---------- RECORDS SHOWN
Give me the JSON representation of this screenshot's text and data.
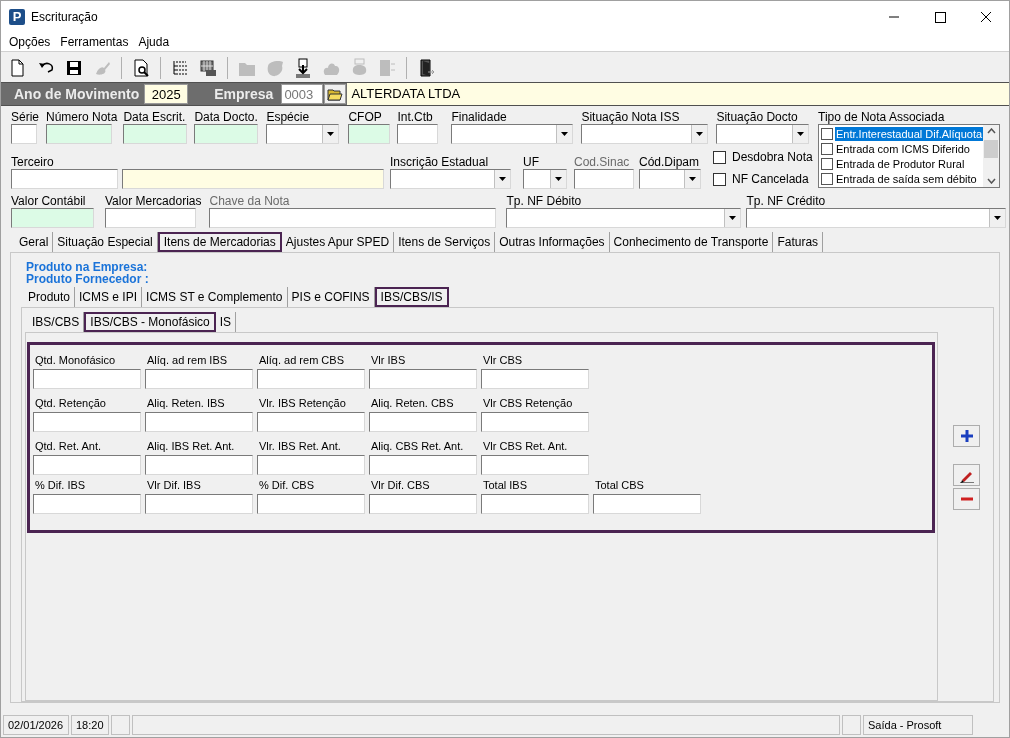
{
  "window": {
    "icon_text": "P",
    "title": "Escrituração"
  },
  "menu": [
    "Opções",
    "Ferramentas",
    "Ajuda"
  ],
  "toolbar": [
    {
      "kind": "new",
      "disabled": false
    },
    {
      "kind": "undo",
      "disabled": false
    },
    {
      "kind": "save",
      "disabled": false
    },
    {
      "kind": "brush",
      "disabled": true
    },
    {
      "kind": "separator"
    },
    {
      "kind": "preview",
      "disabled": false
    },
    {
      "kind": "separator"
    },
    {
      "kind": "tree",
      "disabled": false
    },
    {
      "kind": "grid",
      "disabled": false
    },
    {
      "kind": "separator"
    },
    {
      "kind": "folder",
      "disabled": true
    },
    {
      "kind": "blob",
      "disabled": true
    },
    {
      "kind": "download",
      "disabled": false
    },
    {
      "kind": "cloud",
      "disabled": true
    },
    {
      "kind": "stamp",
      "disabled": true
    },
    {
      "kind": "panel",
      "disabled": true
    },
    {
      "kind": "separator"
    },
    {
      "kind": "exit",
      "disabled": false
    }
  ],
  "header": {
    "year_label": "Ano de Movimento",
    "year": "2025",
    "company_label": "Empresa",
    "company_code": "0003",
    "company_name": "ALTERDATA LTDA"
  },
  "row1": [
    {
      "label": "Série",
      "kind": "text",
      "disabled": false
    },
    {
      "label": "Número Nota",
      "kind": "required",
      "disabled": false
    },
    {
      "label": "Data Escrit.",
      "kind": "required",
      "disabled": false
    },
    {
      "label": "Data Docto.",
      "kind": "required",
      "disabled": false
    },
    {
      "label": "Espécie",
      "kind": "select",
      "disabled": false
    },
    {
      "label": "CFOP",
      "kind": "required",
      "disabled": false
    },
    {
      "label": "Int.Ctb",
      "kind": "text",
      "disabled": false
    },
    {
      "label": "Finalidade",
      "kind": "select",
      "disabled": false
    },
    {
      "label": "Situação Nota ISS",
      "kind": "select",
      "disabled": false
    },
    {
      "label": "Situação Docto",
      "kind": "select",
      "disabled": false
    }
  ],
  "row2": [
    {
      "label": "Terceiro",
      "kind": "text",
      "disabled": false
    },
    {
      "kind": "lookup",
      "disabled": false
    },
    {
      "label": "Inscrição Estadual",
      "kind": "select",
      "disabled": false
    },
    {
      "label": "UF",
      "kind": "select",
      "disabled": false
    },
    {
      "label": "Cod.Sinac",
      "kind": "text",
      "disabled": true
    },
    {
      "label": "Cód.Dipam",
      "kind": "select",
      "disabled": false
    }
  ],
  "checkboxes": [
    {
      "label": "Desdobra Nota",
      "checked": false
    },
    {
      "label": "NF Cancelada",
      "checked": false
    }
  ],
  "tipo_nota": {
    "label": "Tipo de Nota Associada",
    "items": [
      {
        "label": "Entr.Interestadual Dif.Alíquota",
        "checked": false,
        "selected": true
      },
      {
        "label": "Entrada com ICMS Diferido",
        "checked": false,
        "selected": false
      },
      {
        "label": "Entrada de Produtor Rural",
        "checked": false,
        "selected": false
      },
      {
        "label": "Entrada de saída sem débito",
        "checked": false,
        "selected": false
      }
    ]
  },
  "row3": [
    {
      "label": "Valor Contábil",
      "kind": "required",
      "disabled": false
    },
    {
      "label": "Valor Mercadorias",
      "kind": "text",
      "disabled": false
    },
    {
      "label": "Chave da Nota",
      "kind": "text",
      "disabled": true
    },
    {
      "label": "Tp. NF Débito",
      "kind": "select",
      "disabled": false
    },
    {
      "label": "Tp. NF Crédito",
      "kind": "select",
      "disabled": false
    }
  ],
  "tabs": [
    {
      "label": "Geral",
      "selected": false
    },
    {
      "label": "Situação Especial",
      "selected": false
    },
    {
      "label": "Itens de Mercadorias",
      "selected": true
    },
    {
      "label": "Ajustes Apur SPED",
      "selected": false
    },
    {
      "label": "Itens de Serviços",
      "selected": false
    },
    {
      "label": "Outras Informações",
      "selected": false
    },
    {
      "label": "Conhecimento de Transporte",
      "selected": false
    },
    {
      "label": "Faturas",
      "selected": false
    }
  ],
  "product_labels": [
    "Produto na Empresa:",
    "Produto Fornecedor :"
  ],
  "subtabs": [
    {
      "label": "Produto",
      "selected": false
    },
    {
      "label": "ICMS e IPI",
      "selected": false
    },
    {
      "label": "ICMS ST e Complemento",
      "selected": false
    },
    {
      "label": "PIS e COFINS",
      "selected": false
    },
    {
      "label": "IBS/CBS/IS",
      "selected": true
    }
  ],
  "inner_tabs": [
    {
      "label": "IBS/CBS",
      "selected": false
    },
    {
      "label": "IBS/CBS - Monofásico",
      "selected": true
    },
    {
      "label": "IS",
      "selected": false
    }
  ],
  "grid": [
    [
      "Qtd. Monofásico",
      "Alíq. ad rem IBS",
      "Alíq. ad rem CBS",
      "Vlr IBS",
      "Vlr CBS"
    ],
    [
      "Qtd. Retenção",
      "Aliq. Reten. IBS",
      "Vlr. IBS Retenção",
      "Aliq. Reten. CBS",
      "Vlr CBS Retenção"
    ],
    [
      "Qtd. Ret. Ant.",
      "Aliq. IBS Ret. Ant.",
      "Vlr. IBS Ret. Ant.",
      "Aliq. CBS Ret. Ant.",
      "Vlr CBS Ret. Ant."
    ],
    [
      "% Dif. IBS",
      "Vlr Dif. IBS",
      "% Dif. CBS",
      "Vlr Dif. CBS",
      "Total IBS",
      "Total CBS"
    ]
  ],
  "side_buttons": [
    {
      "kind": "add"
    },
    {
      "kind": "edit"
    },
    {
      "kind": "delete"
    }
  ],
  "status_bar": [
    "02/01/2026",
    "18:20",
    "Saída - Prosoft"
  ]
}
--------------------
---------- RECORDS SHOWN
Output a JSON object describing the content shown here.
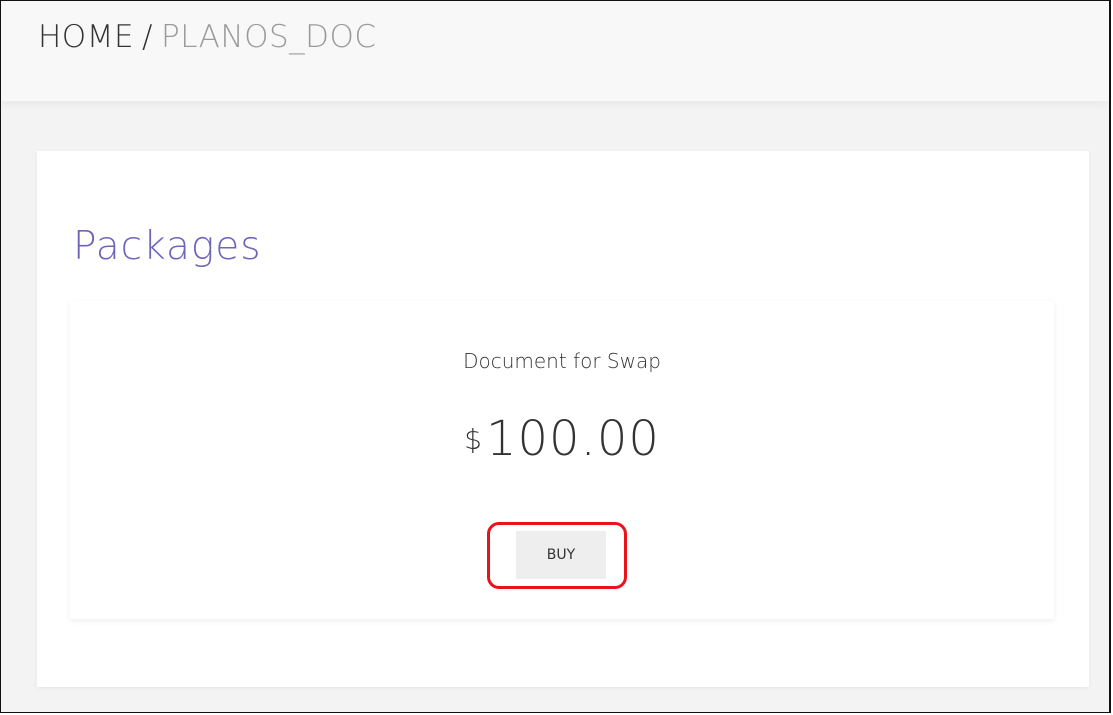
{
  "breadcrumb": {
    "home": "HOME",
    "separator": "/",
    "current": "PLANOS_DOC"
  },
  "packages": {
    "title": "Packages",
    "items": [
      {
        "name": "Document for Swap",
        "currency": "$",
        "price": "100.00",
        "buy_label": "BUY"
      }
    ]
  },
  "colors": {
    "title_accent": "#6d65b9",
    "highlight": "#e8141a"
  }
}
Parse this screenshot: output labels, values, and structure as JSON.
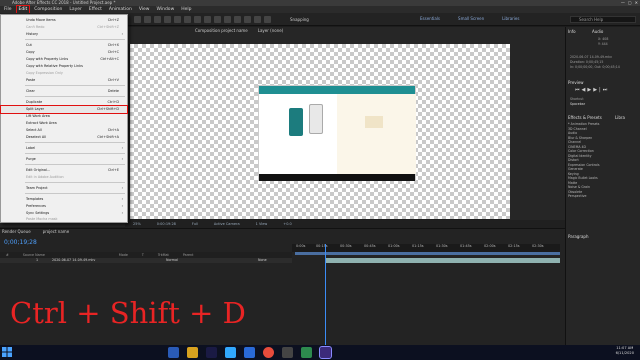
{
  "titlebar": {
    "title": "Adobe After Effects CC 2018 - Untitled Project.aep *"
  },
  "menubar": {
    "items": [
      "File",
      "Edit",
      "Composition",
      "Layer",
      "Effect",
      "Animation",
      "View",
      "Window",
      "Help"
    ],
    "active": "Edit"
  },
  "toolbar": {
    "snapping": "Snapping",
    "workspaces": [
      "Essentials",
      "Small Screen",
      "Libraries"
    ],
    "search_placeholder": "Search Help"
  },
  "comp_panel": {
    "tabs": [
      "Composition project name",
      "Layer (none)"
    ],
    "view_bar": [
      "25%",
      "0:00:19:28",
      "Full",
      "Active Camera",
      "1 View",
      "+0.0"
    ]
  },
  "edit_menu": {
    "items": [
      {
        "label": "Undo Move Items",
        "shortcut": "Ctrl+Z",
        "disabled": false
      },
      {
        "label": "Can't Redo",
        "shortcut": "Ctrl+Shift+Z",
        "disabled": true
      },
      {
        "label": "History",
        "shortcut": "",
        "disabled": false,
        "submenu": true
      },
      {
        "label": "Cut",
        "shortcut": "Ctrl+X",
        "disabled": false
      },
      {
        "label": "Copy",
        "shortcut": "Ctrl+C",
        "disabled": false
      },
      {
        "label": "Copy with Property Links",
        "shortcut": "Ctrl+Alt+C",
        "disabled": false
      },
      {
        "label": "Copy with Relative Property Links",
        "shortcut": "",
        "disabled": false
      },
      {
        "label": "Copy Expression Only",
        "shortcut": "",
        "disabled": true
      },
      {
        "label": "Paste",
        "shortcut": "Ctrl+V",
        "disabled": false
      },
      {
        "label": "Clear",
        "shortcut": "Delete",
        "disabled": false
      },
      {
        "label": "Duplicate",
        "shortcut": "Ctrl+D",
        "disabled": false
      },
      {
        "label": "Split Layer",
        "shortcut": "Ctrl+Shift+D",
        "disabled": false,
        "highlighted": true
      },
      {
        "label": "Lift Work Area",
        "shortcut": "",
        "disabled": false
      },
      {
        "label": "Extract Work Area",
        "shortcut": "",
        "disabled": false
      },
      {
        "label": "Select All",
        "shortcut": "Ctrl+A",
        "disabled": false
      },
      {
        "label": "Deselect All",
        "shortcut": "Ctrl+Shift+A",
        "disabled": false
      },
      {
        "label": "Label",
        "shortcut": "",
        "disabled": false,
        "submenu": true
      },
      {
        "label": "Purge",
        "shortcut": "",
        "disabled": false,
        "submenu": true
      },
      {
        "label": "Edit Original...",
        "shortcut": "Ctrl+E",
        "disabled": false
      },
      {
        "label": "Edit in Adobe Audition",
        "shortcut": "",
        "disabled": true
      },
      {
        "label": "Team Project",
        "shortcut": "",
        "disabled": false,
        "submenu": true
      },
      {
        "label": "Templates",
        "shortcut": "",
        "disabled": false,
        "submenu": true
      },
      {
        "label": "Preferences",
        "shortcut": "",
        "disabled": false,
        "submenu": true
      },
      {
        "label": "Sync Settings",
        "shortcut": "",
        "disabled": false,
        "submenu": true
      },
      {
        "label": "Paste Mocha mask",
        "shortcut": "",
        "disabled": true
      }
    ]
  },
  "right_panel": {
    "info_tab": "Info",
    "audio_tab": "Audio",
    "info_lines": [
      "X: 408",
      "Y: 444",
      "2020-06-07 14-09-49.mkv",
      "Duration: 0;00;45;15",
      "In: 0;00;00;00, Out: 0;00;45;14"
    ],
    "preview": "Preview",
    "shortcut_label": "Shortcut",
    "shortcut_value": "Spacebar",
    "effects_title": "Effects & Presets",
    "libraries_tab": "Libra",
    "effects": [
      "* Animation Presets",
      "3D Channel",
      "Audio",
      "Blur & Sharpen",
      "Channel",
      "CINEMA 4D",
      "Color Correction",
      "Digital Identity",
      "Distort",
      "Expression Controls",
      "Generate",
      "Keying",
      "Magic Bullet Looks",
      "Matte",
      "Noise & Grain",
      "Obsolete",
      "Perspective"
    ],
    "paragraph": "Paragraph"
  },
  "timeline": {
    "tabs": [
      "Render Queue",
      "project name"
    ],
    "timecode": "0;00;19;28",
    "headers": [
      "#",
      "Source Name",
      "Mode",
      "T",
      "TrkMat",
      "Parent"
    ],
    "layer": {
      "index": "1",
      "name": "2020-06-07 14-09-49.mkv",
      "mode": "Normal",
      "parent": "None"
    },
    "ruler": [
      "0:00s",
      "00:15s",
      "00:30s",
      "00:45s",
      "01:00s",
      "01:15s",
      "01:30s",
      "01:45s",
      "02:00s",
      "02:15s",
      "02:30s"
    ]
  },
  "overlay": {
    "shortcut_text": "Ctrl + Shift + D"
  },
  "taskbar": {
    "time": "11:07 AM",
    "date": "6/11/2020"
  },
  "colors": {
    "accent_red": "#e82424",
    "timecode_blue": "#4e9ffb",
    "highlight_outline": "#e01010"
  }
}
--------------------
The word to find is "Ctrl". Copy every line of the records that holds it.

▶ _REPLY TO THE EXERCISE_:
        "shortcut": "Ctrl+Z",
        "shortcut": "Ctrl+Shift+Z",
        "shortcut": "Ctrl+X",
        "shortcut": "Ctrl+C",
        "shortcut": "Ctrl+Alt+C",
        "shortcut": "Ctrl+V",
        "shortcut": "Ctrl+D",
        "shortcut": "Ctrl+Shift+D",
        "shortcut": "Ctrl+A",
        "shortcut": "Ctrl+Shift+A",
        "shortcut": "Ctrl+E",
    "shortcut_text": "Ctrl + Shift + D"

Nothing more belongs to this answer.